Grocery store parking lots and runaway carts

It seems that every grocery store has a sign by their outside cart bay saying something to the effect of “We are not responsible for any damage caused by run away shopping carts.” My question:

  1. Are they responsible without the sign?
  2. If so, does the sign carry special significance absolving them of liability?
  3. Can I put a sticker on my forehead that says “I am not liable for anything that I may do” and that be binding on everyone around me?

Not a need answer fast, but I’ve always been curious.

Those kinds of signs are meaningless from a legal standpoint, but stores use them because they do have some positive benefits. A couple of examples:

  1. When customers see a big sign that says “Not responsible for damage caused by carts,” they are more likely to be careful with their own carts, even subconsciously, thus contributing to an orderly parking lot and less risk for everyone.
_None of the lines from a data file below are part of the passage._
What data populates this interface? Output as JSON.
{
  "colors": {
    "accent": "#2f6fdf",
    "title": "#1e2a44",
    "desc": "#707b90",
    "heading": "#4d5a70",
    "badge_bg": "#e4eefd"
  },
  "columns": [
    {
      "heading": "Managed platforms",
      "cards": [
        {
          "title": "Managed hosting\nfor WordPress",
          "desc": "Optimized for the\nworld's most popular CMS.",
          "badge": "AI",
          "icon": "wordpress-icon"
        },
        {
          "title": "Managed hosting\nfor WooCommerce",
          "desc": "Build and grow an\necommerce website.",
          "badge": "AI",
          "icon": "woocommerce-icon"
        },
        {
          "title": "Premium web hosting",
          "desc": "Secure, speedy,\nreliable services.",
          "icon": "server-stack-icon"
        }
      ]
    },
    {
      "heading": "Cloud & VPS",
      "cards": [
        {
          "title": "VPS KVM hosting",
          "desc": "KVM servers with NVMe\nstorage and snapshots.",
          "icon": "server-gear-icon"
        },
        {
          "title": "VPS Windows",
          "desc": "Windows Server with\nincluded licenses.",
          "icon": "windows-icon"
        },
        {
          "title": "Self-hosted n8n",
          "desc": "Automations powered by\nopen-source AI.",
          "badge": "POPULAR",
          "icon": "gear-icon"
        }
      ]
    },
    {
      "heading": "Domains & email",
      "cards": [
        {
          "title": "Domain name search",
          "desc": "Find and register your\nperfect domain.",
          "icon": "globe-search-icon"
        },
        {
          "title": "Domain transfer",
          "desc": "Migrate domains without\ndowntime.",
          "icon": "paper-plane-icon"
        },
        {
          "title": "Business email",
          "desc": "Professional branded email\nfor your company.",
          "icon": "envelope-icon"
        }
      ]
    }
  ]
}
  2. The store can avoid hassles from people who have suffered minor dents and dings because the vast majority of customers will see the sign and shrug it off, thinking "Oh well, it’s just a small scratch, and besides, it’s not the store’s fault.

It would be great if we could all tape immunity claims to our foreheads, but individuals and businesses can’t absolve themselves from civil liabilities simply by posting a sign.

This doesn’t mean that they ARE responsible for cart damage, but it also doesn’t mean that they AREN’T. Civil liabilities and damages are decided on a case by case basis, taking all sorts of factors into consideration.

Say for instance a parking lot was clogged with carts because a manager had neglected to send an employee out to round them up. Say that having these carts all over the place has created an obstacle course atmosphere, with cars weaving around, parking here and there, not using designated spaces, and in the confusion someone’s grandma gets run over…

You can bet there will be a civil suit, against the driver AND against the store. The court will decide the percentage of fault for each, but the store’s sign will offer them no protection whatsoever.

ALDI solves this problem by charging a quarter deposit on cart usage. No carts are left in the lot. It doesn’t cost people anything.

In the event of a runaway shopping cart say, knocking down a toddler and causing him to hit his head on the pavement and suffer a concussion, when the case goes to court will the store’s defense be weakened by the presence of the sign? “Not only was the cart situation unsafe but you attempted to dodge responsibility by posting fraudulent signs assuring potential victims that they had no legal recourse against you!”

I’ve wondered this myself. When I was a kid growing up in Los Angeles, there was a Ralph’s supermarket at the corner of Wilshire and Bundy that was located at the top of a small hill and all the cars parked on this sloped lot. As a result, runaway carts were a significant problem because of the hill. An unattended cart, especially if it still had food on it, could gain significant momentum and cause some real damage to cars further down in the lot. I’m not sure if that market is still there, but given the inattentiveness of the average mother with kids who is shopping trying to buckle their kid into their five point NASCAR safety harness before loading their food, it would not surprise me if this occurred several times a week.

Pathmark does that here, too. Now the homeless people don’t return them - they take them somewhere and smash them to get the coins to release. Starting with a complete set of carts at the beginning of January, we’re down to maybe 20% of the carts remaining on the property.

They steal the whole cart for a quarter? Sounds like Pathmark would have done better with one of those wheel-lock systems that immobilizes the cart when it crosses a boundary.

Yup. Right behind the supermarket is the river / bay, with lots of rocks and rotting piers - plenty of places to bash the carts.

Those are marginally workable when the idea is to stop people from going substantial distances. Doesn’t seem to be much of an impediment to dragging them around back and smashing them.

Safeway does this here (a quarter per cart) and the Superstore charges a buck a cart (one loonie). The stores that don’t do this (i.e. Walmart) always have carts everywhere in the parking lots. A quarter or a loonie really does make a difference in getting your carts returned properly.

Wait - Pathmark’s system sounds different from Aldi’s, I think.

The Aldi system has carts chained together outside. Inserting a quarter into a box on a cart handle sucks the quarter into that cart and releases the chain from the stack of carts, and then when you return the cart and pop the chain back in, the quarter is released. So a homeless person could get the quarter out of an ‘abandoned’ cart just by putting it back.

Why would the sign be considered fraudulent?

You’d think so. Unfortunately, enough people abandon the carts with captive quarters closer to the river than to the 3 areas that still have working cart return coin releases. So there’s a large pile of cart carcasses down by the river.

I think some of the homeless live down there, too, so some probably use the carts to bring their “acquisitions” (most people’s trash) down to the river before bashing the handles to release the coins.